Under attack for his slow response to Hurricane Katrina, SBA head Hector Barreto toured Miami businesses damaged by Wilma.

By Jim Wyss

Under fire on Capitol Hill for his agency's sluggish response to Katrina, Small Business Administrator Hector Barreto toured a Wilma-tattered stretch of Miami Monday and vowed to redouble efforts to get emergency loans into the hands of small business.

But so far, help has been slow in coming.

Since Wilma struck, the SBA has received 4,707 disaster applications from home owners and businesses. Of those, 892 have been denied and four, worth $131,500, have been approved. As of Monday, none of those funds had been disbursed.

Of the 86 disaster-relief applications the SBA received after Katrina, three have been approved and 17 denied.

In town to inaugurate a new business assistance center at the Little Havana NET office, on 111 SW 5th Ave., and sign an agreement with City Mayor Manny Diaz to increase cooperation between SBA and city officials, Barreto acknowledged the problem's scope. "I don't think we have ever seen a more challenging time," he said, standing outside a retail strip in Allapattah. "We will be here as long as we need to be with our disaster operation."

The visit comes as the SBA is taking a beating back in Washington. Last month Congress asked the Government Accounting Office to investigate the agency's slow response to Katrina victims. According to the ranking Democrat on the House Small Business Committee, Rep. Nydia Velázquez (D-N.Y.), business owners complained of waiting months for an SBA response.

"It is simply unacceptable and inexcusable that not even one small business impacted by Hurricane Wilma has received a loan yet," she told The Herald via e-mail. "This is on top of the fact that as of just last week, eight out of every 10 business loan applications from Hurricane Katrina and Rita had been rejected. . . . [This is] raising serious concern for the small businesses impacted by Hurricane Wilma who cannot afford to wait months on end."

The SBA maintains it was never intended to provide immediate assistance.
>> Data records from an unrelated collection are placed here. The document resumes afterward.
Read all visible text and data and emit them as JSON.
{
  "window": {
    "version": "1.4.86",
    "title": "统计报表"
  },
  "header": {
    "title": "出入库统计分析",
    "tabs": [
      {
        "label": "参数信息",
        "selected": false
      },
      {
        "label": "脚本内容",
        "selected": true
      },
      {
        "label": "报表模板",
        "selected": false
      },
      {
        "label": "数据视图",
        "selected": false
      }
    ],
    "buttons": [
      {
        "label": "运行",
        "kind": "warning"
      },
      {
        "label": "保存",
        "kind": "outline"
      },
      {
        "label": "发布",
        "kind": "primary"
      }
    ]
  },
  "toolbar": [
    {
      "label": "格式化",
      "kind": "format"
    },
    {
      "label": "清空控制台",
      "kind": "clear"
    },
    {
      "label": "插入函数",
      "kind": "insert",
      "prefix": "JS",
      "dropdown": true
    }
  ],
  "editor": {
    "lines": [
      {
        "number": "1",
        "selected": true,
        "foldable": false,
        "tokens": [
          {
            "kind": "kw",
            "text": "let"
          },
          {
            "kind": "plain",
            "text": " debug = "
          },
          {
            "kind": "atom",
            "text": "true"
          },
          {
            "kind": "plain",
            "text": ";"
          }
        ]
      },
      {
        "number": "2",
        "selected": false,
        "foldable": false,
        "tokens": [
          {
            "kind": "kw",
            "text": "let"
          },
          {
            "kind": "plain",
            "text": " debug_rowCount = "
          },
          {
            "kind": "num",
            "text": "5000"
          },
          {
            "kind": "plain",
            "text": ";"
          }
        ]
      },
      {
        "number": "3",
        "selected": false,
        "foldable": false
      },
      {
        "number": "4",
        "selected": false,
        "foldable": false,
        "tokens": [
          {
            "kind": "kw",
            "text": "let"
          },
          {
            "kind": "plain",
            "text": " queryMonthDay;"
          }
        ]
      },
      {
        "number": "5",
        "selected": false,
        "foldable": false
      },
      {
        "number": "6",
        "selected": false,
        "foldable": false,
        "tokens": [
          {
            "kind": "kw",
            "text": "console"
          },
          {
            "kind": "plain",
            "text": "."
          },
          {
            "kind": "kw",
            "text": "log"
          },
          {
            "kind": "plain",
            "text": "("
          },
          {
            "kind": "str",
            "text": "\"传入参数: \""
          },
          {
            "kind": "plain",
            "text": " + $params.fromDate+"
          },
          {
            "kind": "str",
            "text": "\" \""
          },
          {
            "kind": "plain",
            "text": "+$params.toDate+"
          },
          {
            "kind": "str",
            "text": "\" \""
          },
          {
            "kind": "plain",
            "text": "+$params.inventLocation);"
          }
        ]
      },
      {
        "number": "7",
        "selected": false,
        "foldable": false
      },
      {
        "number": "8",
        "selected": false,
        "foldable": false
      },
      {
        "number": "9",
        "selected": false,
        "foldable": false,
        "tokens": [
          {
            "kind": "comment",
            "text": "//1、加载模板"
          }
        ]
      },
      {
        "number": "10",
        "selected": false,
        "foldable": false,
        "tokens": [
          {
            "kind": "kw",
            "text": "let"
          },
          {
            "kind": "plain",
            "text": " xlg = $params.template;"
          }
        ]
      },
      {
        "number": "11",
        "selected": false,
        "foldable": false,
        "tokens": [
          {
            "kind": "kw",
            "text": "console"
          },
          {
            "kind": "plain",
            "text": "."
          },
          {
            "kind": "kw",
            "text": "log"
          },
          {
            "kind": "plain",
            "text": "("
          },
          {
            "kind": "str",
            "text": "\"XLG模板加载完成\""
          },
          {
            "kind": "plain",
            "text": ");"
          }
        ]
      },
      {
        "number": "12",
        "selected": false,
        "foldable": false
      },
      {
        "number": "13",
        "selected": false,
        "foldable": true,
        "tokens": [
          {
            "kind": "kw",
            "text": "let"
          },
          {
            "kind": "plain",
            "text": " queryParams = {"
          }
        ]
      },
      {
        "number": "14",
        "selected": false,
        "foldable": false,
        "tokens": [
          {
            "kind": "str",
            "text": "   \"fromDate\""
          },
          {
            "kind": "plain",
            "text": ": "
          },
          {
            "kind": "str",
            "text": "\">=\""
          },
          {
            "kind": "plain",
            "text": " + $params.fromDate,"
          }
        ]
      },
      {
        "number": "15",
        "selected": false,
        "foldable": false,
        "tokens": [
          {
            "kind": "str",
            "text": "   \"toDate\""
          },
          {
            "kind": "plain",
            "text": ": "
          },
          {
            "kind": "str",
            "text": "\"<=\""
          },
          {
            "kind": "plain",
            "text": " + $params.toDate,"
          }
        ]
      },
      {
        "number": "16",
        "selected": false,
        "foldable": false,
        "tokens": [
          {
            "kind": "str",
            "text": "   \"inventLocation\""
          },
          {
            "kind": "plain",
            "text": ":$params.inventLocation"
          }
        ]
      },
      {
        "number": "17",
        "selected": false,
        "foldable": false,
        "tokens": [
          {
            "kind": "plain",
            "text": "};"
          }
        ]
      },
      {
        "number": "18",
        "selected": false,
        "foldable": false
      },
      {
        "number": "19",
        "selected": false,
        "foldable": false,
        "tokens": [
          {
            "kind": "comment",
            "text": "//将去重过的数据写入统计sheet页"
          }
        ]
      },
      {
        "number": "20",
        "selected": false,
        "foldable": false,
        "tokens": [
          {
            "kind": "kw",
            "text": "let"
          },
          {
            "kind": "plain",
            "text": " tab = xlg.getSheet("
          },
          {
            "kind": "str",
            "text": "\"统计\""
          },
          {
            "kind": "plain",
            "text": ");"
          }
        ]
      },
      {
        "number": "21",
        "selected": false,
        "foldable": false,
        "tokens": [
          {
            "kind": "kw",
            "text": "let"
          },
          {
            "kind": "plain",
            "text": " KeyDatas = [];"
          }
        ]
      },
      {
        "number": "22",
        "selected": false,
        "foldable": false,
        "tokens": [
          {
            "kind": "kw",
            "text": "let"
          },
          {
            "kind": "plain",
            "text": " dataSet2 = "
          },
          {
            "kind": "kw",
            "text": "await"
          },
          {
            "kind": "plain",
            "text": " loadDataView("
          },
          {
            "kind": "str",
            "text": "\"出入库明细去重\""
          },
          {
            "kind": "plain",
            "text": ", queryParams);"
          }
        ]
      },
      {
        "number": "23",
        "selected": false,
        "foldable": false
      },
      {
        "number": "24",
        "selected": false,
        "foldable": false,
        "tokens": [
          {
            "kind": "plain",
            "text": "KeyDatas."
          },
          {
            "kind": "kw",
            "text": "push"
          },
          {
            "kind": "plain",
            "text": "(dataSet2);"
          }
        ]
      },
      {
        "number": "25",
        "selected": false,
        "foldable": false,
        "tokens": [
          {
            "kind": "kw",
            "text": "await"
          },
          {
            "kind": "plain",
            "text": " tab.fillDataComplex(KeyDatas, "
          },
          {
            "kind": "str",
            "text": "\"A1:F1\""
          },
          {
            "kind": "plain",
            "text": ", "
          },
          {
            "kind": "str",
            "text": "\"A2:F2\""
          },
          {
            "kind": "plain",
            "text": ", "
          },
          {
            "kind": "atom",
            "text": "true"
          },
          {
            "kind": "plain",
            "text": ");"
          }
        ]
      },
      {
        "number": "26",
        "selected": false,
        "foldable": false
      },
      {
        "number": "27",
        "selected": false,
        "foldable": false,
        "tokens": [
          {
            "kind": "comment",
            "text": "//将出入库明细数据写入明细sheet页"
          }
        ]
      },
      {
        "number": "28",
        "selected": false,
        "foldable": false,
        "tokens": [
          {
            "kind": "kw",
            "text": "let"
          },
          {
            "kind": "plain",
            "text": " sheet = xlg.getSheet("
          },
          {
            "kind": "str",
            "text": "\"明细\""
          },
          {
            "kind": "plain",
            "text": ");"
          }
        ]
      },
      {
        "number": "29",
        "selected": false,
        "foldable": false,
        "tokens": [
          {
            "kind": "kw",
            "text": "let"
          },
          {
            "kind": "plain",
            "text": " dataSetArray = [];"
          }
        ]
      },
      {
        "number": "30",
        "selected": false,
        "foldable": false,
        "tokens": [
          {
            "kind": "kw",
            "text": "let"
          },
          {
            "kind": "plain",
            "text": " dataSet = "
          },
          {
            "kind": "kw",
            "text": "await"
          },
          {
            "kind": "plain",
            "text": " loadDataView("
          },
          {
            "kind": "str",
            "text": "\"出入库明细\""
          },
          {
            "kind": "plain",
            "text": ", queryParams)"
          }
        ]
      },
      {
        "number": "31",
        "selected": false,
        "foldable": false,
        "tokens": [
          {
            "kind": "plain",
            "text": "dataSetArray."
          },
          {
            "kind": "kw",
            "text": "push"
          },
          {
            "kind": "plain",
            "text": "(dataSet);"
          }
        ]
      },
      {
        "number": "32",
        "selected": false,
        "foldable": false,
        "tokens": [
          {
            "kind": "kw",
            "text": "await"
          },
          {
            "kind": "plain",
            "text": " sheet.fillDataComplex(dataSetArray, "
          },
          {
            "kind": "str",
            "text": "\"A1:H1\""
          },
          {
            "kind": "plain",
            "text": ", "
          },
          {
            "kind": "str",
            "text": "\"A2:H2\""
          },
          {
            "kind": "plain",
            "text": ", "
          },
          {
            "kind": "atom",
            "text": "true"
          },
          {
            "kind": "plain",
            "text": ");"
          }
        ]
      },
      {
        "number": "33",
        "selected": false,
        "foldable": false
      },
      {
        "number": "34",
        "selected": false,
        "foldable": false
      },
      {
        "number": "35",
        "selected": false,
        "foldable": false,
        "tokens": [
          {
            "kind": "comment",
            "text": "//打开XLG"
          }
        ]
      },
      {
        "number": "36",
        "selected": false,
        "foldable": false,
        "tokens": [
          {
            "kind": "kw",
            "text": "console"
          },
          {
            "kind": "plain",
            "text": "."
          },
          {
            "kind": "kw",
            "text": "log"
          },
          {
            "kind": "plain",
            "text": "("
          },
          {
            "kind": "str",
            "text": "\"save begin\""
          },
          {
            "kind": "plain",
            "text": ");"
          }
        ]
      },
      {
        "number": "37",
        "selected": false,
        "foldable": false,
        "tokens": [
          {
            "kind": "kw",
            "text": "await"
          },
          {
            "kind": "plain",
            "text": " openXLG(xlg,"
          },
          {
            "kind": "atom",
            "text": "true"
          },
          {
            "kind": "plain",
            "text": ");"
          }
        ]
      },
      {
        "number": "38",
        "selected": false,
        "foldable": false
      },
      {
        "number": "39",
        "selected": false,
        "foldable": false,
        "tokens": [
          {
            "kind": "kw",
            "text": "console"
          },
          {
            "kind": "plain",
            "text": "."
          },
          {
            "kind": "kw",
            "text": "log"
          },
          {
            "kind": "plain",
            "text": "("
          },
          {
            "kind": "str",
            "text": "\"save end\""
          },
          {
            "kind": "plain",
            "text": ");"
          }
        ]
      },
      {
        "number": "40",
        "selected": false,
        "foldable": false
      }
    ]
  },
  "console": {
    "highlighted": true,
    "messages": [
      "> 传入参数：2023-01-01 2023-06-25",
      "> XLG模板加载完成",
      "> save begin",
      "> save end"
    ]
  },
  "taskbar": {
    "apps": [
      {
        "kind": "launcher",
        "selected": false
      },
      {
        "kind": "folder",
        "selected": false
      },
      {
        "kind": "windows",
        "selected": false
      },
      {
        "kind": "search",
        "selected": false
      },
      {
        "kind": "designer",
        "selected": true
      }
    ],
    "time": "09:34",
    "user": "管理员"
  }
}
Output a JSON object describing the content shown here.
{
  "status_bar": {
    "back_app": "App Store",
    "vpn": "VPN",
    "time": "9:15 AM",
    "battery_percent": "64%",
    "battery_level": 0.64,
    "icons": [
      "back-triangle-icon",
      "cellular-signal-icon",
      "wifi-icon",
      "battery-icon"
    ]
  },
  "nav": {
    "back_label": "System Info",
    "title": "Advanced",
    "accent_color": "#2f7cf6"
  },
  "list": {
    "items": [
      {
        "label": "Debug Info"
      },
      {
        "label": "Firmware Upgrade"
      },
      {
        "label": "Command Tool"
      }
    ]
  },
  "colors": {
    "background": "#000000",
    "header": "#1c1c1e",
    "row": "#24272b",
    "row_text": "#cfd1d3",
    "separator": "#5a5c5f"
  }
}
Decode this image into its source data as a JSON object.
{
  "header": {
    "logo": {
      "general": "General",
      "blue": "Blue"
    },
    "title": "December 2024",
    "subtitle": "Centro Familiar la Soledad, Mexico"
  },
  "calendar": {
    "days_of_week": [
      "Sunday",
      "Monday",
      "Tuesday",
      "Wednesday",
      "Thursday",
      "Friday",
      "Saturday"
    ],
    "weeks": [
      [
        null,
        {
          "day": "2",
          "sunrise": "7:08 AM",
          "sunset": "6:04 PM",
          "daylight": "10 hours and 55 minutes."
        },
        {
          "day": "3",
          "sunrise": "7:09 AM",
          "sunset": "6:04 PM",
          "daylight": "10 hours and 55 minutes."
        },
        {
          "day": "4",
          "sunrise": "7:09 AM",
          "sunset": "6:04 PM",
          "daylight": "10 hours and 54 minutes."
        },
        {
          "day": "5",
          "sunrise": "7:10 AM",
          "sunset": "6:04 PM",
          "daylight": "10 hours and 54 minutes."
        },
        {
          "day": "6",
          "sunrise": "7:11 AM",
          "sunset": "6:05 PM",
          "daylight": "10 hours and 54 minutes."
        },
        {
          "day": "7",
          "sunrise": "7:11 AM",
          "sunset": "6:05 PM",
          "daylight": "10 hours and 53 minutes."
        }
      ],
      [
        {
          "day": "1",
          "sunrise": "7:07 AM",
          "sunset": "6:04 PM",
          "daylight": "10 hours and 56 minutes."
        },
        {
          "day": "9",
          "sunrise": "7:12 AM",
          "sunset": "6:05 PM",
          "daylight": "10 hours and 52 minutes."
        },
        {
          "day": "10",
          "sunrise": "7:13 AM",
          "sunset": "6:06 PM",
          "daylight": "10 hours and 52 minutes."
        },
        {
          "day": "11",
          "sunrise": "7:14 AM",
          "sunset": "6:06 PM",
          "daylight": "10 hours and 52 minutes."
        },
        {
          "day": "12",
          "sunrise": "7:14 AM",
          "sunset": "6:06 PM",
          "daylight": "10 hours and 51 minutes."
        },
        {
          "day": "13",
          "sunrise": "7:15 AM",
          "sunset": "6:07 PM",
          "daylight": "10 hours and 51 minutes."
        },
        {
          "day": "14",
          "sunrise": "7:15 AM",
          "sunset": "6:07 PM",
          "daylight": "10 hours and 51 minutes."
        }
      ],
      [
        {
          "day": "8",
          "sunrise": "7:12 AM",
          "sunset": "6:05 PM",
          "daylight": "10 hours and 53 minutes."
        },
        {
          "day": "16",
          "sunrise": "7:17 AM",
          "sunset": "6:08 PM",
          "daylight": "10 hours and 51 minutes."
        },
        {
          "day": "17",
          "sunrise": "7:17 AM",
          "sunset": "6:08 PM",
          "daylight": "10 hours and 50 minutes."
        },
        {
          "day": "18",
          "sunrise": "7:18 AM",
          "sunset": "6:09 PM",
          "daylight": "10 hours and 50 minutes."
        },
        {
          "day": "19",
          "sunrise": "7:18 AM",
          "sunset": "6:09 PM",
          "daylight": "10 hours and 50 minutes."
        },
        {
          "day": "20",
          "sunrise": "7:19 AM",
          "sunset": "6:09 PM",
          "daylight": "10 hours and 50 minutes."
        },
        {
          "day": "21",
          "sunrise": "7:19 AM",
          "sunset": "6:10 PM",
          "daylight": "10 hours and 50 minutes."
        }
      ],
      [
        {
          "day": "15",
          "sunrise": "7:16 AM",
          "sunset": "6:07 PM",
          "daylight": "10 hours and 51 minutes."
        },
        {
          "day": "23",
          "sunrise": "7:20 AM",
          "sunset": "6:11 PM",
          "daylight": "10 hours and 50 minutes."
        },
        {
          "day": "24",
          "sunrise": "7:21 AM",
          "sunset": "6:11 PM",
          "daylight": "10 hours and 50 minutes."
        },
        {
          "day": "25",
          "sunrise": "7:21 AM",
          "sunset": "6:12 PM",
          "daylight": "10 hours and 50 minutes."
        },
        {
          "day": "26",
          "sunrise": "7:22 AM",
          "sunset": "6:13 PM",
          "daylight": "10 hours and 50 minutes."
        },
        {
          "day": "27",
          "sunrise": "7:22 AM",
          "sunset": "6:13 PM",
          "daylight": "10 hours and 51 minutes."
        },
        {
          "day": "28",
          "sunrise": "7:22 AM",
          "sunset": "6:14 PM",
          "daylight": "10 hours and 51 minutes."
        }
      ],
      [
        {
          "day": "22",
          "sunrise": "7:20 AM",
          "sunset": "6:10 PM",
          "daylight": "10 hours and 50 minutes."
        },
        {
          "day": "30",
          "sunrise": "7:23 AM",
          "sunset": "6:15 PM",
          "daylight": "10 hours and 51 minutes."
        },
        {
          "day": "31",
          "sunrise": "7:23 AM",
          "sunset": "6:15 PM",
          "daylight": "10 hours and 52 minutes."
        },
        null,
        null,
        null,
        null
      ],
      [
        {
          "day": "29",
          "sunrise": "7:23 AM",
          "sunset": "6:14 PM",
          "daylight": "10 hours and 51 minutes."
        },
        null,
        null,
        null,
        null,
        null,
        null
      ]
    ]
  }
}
Rather, its role is to offer long-term, low-interest disaster relief.

Prior to this hurricane season, the agency processed most applications within 21 days. But by its own accounts, the massive damage caused by Katrina has created a backlog that can delay loans up to three months in some instances.


Barreto said the agency has been dealing with the bottleneck.

"In the last two months the size of our disaster operation has quadrupled," he said. "We have 4,000 people working right now and that backlog is being reduced every day."

About 700 SBA employees work on processing loan applications, he said.

The agency has also responded by launching a loan program that can turn around loans of up to $150,000 within 24 hours. That program, called GO Loans, is only available for businesses impacted by Katrina and Rita. The only Florida county eligible for such loans is Escambia.


But Barreto said he wouldn't rule GO Loans out for the latest hurricane.

"If we discover there is a need [for Wilma victims], we'll definitely take a look at it," he said.

What is certain is that the SBA's performance in the state is under scrutiny.

When the agency closed its Katrina relief center in Miami just days before Wilma struck, it prompted a response from Sen. John Kerry (D-Mass.), the top Democrat on the Small Business and Entrepreneurship Committee.

"Talk about poor planning," he said in a release. "Closing a disaster loan center days before a major hurricane hits the region is absurd. . . . Sadly, this is another example of the administration being completely out of touch with the small business owners they are supposed to be helping."

On Monday, as Barreto walked store-to-store talking to merchants in Spanish, his common touch was appreciated.

Blanca Salazar, who owns three retail shops in the 2100 block of Northwest 20th Street, said she was grateful that Barreto had stopped by -- with media in tow -- to hand out information and explain SBA programs.

"I just wish they had told me they were coming with all those television cameras," she said. "I would have done something about my hair."